Video: How does it look?
Batman: The Movie is presented in 1.85:1 anamorphic widescreen. This isn’t razor sharp or three dimensional, but the movie has never looked better. The image is so clean and clear, with strong detail and a natural, bright presence. As I said, you won’t be floored by the depth here, but detail is quite good and easily puts the standard DVD to shame. The movie’s bright color scheme is well replicated, so hues are bold and rich in hue. I didn’t see much in terms of print concerns, though some scenes do show some softness at times. Even so, I was impressed with this new transfer and I think fans will be satisfied.
Audio: How does it sound?
This movie doesn’t have an epic sound design, but the comic book sound effects have never sounded so good. A DTS HD 5.1 option brings all the haymakers, shark attacks, and riddles to life in grand fashion. The surrounds don’t boom by any means, but the material sounds natural and full of life, which is all we can ask. The vocals sound good too, so Adam West’s hilarious delivery doesn’t miss a beat here. And of course, the music is in fine form and that means the classic theme song comes across well. This disc also includes a French language track, as well as subtitles in English, Spanish, Cantonese, and Mandarin.
Supplements: What are the extras?
New to this high definition release are some featurettes, all well worth a look, an isolated score track (in DTS HD 5.1, no less), a trivia track, and audio comments from writer Lorenzo Semple, Jr. Semple is talkative and touches on the movie’s tone and shares some production anecdotes. I didn’t love this session, but it was decent and worth a listen if you have the spare time. The rest of the extras are ported over from the DVD, but at least they’re here, right? I was thrilled to learn an audio commentary with Adam West and Burt Ward was being included, as I knew the two would have some great stories and such. I was not let down in the least either, as the two discuss the film’s production and the television show also, which made it an even better session than expected.
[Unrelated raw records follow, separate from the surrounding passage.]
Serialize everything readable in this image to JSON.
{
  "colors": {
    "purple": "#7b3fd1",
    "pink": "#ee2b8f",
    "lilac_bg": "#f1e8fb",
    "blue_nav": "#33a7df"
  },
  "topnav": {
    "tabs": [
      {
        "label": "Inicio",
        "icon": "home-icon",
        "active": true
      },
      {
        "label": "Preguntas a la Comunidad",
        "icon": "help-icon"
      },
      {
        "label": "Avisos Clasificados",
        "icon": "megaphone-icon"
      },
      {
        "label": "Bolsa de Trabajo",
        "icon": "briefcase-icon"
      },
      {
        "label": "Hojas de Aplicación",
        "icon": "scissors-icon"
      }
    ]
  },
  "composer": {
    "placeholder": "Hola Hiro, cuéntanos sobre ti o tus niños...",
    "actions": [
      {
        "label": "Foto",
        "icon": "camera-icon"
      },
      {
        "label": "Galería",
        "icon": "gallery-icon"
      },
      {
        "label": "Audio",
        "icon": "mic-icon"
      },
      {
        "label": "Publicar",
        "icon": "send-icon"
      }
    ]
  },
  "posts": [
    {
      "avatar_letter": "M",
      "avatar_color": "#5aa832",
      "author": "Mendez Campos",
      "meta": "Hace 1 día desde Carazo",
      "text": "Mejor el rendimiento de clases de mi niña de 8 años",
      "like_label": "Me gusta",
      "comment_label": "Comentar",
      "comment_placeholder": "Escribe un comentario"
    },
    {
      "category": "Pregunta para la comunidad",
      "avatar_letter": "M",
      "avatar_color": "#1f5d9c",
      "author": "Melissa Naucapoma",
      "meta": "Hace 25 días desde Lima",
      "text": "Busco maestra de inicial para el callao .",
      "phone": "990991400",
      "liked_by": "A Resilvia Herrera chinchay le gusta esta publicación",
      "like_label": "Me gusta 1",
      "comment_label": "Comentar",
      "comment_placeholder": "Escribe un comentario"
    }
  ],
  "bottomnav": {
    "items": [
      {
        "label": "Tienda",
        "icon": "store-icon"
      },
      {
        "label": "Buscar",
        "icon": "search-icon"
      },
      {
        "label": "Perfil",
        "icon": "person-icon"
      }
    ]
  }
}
This is no dry track either, as the two crack all sorts of jokes and in many cases, the humor is a little lowbrow, but hilarious nonetheless. This is a fantastic overall track and once again, I commend Fox for putting the extra effort into this release, as I loved every second of the commentary session. A newly created featurette is also found on this disc, which includes more comments from West & Ward, while another featurette offers a look inside the Batmobile, which is a welcome inclusion. A very ample selection of production photos, behind the scenes stills, concept artwork, and other materials can be viewed in the two still galleries, which offer much more content than expected, to be sure. This disc also includes the film’s theatrical trailer, as well as the teaser trailer, both of which are cool to have on deck.